▶ [Supplied entries]
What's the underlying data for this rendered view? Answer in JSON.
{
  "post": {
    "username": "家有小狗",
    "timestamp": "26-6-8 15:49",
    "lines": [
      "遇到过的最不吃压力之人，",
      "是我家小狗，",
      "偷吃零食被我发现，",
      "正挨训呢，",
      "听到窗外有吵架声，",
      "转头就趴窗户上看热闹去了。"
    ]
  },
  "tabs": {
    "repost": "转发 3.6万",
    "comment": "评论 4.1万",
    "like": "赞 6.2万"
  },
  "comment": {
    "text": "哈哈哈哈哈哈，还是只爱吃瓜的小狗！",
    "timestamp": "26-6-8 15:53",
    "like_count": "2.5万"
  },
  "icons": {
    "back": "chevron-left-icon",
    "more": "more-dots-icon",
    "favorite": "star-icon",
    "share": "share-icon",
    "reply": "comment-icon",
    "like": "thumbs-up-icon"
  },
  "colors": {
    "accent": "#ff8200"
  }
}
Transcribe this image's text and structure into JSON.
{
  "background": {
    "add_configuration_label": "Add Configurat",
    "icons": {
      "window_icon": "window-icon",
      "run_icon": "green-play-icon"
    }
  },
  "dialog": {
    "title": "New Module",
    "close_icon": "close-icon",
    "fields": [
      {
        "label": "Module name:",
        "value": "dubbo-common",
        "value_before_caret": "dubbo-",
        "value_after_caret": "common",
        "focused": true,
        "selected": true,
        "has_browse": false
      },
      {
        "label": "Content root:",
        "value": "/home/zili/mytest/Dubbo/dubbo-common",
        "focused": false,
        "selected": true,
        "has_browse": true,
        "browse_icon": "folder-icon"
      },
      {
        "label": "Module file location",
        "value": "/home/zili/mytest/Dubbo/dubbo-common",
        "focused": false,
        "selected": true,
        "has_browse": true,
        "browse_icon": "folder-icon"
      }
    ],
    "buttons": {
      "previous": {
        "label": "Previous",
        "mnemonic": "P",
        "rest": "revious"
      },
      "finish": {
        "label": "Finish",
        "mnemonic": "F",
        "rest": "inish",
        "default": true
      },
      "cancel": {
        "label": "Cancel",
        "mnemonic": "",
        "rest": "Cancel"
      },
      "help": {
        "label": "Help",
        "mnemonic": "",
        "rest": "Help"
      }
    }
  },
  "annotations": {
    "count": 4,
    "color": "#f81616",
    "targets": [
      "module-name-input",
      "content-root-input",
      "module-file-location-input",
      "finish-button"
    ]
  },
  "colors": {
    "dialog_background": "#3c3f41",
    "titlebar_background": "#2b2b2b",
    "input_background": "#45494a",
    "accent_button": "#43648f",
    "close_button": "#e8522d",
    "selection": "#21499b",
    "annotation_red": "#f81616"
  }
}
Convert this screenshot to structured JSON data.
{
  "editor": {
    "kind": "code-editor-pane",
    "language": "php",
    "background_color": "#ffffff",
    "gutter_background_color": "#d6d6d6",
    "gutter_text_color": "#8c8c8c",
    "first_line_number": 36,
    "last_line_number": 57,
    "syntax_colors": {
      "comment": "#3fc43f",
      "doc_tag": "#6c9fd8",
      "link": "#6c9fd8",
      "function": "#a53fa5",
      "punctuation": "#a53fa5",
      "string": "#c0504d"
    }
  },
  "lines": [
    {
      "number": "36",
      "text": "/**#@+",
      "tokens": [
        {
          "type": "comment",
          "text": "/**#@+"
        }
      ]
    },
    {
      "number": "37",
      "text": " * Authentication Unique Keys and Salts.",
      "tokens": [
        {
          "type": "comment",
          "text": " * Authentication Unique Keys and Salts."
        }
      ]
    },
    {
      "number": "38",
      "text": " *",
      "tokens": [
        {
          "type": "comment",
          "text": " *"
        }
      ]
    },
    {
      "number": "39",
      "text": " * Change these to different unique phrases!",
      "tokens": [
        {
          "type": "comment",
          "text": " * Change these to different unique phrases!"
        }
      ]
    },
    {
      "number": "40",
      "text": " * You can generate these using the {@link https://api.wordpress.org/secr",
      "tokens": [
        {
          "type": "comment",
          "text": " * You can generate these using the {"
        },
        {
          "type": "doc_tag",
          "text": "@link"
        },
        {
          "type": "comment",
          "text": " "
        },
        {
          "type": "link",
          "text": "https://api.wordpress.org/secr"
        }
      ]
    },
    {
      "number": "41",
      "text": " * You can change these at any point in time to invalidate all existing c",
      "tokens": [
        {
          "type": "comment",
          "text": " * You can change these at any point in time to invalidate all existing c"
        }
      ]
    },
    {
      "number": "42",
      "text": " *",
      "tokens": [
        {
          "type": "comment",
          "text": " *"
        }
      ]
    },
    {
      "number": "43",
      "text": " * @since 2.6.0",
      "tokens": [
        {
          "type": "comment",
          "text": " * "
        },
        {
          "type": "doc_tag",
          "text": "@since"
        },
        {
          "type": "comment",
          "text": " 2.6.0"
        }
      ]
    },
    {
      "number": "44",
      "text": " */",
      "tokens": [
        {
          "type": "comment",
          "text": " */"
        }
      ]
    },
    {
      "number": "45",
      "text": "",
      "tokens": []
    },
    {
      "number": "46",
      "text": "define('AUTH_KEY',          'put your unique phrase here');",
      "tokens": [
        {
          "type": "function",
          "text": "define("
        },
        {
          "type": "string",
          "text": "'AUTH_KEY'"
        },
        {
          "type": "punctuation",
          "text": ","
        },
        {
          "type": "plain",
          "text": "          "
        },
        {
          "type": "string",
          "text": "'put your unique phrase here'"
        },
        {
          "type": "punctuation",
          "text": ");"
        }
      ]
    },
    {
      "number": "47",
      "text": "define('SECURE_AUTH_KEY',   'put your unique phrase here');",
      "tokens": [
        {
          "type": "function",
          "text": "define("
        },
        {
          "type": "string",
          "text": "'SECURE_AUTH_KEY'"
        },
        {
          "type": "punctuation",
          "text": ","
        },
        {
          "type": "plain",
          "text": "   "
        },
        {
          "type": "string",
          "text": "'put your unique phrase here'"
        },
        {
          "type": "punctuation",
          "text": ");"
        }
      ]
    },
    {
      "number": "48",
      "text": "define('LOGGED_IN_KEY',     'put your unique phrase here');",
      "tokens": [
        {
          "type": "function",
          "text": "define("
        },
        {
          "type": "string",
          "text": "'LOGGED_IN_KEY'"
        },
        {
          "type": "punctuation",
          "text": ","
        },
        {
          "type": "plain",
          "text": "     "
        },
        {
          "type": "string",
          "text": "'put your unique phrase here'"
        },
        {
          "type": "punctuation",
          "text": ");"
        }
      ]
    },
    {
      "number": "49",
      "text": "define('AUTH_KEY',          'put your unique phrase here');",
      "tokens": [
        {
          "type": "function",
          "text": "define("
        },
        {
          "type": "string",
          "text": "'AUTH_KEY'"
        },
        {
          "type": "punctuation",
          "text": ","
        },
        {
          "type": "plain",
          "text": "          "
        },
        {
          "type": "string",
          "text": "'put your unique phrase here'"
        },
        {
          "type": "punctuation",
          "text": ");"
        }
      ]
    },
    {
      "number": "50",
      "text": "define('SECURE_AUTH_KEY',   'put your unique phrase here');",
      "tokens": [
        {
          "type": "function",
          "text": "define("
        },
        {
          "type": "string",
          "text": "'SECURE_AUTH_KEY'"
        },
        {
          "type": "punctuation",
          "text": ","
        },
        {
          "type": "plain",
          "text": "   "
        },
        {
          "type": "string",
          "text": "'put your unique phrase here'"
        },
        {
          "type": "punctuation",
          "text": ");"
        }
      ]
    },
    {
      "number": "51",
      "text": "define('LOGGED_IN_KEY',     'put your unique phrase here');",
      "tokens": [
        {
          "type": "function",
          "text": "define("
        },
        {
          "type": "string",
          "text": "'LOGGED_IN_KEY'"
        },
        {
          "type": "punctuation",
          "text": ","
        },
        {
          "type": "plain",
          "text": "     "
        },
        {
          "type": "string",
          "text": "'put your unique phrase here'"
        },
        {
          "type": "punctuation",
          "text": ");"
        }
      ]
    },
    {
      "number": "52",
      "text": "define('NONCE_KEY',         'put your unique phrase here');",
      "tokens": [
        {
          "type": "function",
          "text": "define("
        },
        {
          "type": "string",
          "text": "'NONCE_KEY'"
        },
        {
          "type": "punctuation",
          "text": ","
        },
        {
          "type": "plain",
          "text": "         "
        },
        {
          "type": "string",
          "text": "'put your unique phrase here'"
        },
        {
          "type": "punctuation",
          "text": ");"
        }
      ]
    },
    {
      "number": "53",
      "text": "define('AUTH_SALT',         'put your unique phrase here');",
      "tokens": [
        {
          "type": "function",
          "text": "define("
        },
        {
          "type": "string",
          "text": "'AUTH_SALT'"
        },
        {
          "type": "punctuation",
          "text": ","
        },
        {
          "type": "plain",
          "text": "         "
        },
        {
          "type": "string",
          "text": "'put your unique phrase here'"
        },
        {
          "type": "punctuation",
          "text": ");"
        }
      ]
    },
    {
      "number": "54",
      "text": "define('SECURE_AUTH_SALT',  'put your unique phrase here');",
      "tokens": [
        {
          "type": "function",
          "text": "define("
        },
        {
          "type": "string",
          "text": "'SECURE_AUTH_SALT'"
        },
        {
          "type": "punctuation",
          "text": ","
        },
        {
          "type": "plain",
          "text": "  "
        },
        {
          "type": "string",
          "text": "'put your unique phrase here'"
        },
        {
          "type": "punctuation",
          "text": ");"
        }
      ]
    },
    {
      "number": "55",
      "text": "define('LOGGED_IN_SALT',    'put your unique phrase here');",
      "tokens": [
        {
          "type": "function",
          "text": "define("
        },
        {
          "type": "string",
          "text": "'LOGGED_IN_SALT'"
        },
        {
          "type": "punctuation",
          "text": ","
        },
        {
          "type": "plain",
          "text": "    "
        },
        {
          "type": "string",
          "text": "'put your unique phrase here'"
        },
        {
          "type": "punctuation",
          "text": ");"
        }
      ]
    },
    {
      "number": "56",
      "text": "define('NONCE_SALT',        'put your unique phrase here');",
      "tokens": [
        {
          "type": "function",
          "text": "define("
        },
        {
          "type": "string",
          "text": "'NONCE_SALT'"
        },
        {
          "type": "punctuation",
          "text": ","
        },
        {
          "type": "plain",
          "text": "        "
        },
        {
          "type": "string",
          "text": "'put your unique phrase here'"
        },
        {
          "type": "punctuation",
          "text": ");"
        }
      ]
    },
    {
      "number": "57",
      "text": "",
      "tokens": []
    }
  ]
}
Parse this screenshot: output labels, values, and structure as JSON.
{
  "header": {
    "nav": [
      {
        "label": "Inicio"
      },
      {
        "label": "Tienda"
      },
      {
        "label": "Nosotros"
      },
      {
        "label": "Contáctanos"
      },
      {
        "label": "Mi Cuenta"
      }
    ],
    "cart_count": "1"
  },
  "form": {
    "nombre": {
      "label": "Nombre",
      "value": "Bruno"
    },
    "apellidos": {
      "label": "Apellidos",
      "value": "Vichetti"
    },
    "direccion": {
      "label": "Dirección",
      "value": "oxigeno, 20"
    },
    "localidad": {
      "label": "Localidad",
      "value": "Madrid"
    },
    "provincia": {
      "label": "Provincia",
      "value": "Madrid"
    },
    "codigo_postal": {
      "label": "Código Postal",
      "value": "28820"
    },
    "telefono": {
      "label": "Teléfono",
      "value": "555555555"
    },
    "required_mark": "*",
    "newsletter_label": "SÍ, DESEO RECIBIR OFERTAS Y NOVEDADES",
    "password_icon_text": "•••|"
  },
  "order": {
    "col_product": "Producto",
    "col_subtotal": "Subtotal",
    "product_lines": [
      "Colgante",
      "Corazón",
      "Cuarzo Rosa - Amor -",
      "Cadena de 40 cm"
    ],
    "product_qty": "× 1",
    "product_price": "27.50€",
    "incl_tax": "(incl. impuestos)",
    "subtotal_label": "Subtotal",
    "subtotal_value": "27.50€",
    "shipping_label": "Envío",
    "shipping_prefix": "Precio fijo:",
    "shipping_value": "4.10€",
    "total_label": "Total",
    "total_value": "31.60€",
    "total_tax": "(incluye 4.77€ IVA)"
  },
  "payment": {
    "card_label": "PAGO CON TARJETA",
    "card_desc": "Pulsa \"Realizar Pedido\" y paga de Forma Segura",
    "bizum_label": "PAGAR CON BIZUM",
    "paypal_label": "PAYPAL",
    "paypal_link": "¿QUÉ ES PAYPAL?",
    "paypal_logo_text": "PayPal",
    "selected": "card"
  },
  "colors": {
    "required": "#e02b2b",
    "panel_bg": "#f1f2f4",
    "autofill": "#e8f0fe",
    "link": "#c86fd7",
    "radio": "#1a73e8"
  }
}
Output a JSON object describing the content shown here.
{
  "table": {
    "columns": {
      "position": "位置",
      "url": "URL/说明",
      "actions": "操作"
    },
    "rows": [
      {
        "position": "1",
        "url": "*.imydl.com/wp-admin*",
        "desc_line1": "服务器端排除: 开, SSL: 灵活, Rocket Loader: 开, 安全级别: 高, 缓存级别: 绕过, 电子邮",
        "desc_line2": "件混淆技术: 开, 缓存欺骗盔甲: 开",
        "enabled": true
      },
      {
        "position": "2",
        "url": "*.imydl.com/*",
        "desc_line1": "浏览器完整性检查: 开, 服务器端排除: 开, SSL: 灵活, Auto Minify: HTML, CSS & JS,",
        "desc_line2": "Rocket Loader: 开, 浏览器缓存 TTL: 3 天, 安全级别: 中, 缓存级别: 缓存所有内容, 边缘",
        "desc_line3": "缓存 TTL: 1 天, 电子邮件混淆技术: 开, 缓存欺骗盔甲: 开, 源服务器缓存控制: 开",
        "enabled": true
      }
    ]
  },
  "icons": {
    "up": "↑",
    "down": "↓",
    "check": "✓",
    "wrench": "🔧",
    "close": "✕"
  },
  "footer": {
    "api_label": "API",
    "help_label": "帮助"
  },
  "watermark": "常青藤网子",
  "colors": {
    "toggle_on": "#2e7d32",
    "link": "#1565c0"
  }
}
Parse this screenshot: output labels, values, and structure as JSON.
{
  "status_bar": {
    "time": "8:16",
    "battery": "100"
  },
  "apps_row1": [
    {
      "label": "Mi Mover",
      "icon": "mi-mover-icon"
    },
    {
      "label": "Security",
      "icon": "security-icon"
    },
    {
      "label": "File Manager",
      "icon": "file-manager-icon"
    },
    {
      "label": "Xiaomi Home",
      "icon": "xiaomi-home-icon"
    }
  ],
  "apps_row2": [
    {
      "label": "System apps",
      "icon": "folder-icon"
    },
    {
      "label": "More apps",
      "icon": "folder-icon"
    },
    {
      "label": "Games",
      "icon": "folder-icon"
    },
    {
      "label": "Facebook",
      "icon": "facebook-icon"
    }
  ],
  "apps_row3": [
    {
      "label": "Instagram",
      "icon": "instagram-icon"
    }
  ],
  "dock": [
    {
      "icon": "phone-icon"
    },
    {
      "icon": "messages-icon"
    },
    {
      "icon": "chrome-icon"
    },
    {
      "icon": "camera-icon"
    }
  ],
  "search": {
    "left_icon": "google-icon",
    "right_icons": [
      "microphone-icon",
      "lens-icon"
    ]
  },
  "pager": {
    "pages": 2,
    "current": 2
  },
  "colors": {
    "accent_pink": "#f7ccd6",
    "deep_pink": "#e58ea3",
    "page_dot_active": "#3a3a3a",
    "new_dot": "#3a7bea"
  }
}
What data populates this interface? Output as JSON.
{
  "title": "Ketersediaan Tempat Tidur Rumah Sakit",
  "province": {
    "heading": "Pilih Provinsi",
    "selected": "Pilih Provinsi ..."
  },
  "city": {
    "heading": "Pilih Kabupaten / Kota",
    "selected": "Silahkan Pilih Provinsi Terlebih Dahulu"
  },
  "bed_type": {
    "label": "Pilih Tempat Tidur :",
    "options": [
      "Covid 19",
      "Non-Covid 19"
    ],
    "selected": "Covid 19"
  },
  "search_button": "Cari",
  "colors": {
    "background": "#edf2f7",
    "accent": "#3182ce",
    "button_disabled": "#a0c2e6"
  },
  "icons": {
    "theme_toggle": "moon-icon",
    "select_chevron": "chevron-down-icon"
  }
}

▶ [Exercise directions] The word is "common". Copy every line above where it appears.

▶ [Written reply]
        "value": "dubbo-common",
        "value_after_caret": "common",
        "value": "/home/zili/mytest/Dubbo/dubbo-common",
        "value": "/home/zili/mytest/Dubbo/dubbo-common",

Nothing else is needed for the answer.